Fanboys say a lot of nonsense to favour their side. I read that Apple and Linux computers do not need Antivirus (AV) software. The same web page also told me that you don’t need contraception if you don’t do pregnancy tests. www.what.web.wisdom.
Mac OS and Linux may be better locked down than MS Windows, but I have AV software on all my installations. It’s not just there for me either. I would not want to spread a computer virus even if it only infects a different OS to the one I’m using when we virtually connect. I will also have the Covid 19 vaccine personally when available.
Keeping open minded about options can be a struggle when you start to feel committed to one man made union, device or approach. In terms of desktop operating systems, I think they now have so very much in common.
I have some of my favourite programs (GNOME, Inkscape, VLC, Audacity…) installed on Linux (Ubuntu), Mac OS (Big Sur) and Windows 10. There is even a version of Microsoft Windows OS and MS Office for ARM as well as x86 CPUs.
Do our countries play as nicely? Competition and difference is a good thing provided we don’t lose sight of mutual support and the benefit of working together.
Hardware and software systems are better through interoperability with others. It’s possible to freely import and export between environments using different rule-based systems using products packaged with an agreed specification. A whole variety of transmission routes can be used, wired, wireless, physically or otherwise. There are so many agreed file formats for text, images, film and music.
A new normal for all. People working from home have opened new opportunities for computer technology. New ways of working with and even developing information technology (IT) systems are likely to thrive beyond the Covid measures.

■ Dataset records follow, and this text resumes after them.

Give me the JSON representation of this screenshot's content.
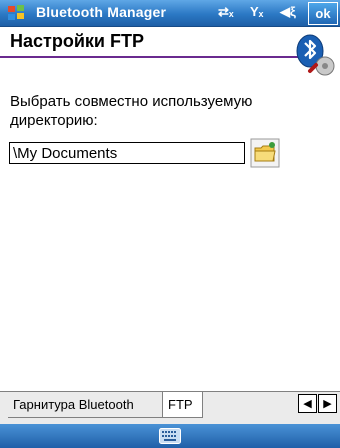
{
  "titlebar": {
    "app_title": "Bluetooth Manager",
    "ok_label": "ok",
    "icons": [
      "start-icon",
      "connectivity-icon",
      "signal-icon",
      "volume-icon"
    ]
  },
  "page": {
    "title": "Настройки FTP",
    "description": "Выбрать совместно используемую директорию:",
    "directory_value": "\\My Documents"
  },
  "tabs": [
    {
      "label": "Гарнитура Bluetooth",
      "active": false
    },
    {
      "label": "FTP",
      "active": true
    }
  ],
  "colors": {
    "titlebar": "#2b78c4",
    "title_rule": "#6a2a8f",
    "bottombar": "#1f5fa8"
  }
}
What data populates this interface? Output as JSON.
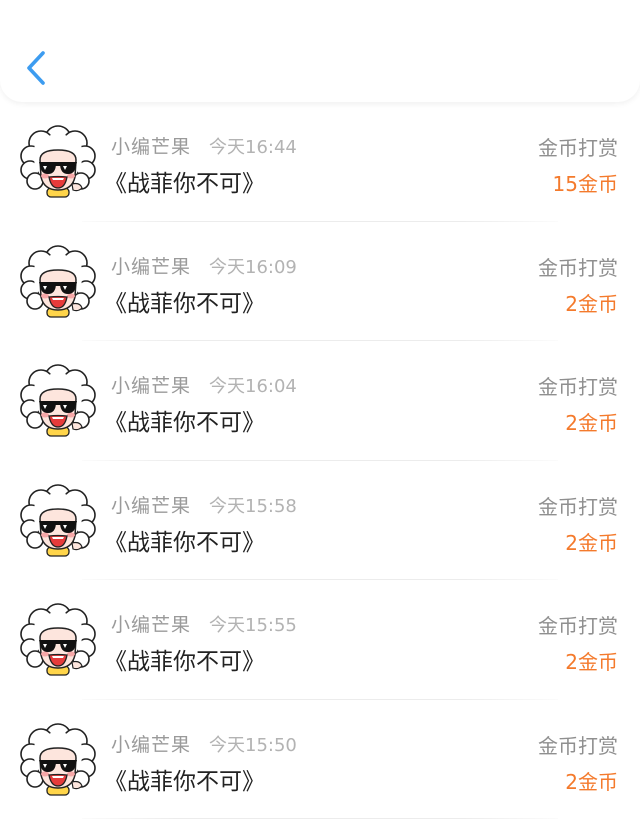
{
  "header": {
    "back_icon": "chevron-left-icon",
    "accent_color": "#3d9cf0"
  },
  "reward_list": [
    {
      "sender": "小编芒果",
      "time": "今天16:44",
      "book": "《战菲你不可》",
      "type": "金币打赏",
      "amount": "15金币"
    },
    {
      "sender": "小编芒果",
      "time": "今天16:09",
      "book": "《战菲你不可》",
      "type": "金币打赏",
      "amount": "2金币"
    },
    {
      "sender": "小编芒果",
      "time": "今天16:04",
      "book": "《战菲你不可》",
      "type": "金币打赏",
      "amount": "2金币"
    },
    {
      "sender": "小编芒果",
      "time": "今天15:58",
      "book": "《战菲你不可》",
      "type": "金币打赏",
      "amount": "2金币"
    },
    {
      "sender": "小编芒果",
      "time": "今天15:55",
      "book": "《战菲你不可》",
      "type": "金币打赏",
      "amount": "2金币"
    },
    {
      "sender": "小编芒果",
      "time": "今天15:50",
      "book": "《战菲你不可》",
      "type": "金币打赏",
      "amount": "2金币"
    }
  ],
  "colors": {
    "amount": "#f47a2c",
    "sender": "#9a9a9a",
    "time": "#b3b3b3"
  }
}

IT should always be driven by the needs of people rather than machines.
In the cloud you don’t always need programs installed when they are available via an internet browser.
My latest keyboard and mouse can drag files from the desktop screen of one computer to the screen and desktop of another on the same network, even when they have a different OS. Not just a dual screen drag and drop on the same computer as done by so many. I can use it for my Windows 10 and Big Sur Mac OS machines that are next to one another in my office because I like the best of both.
I now realise that its possible to enjoy working with more than one operating system! Surely Covid 19 has demonstrated the necessity of working together irrespective of our context. There can be a huge difference between what we work for, and what we live for.
If religion or even a Christian denomination was an operating system for life, which one is yours?
Am I back to football fan mentality again? How does this approach help our union with the creator God. Our God wants to be with the people He loves. He is well beyond man made small print. The devil is indeed often in the unnecessary and selfish detail we add.
For me; to focus on religious activity alone is a, “No”. Relationship as described and lived by His Word, “Yes”.
I conclude with Chromium. This OS is very reliant on the internet cloud. This is the Cloudready version. I don’t have a Chromebook.
Are we cloud ready, working with God, or are we gambling with an ever-changing uncertain future? I’m starting to rely more on the steadfast and permanent love of God as the only sure foundation to build for the now, and the forever.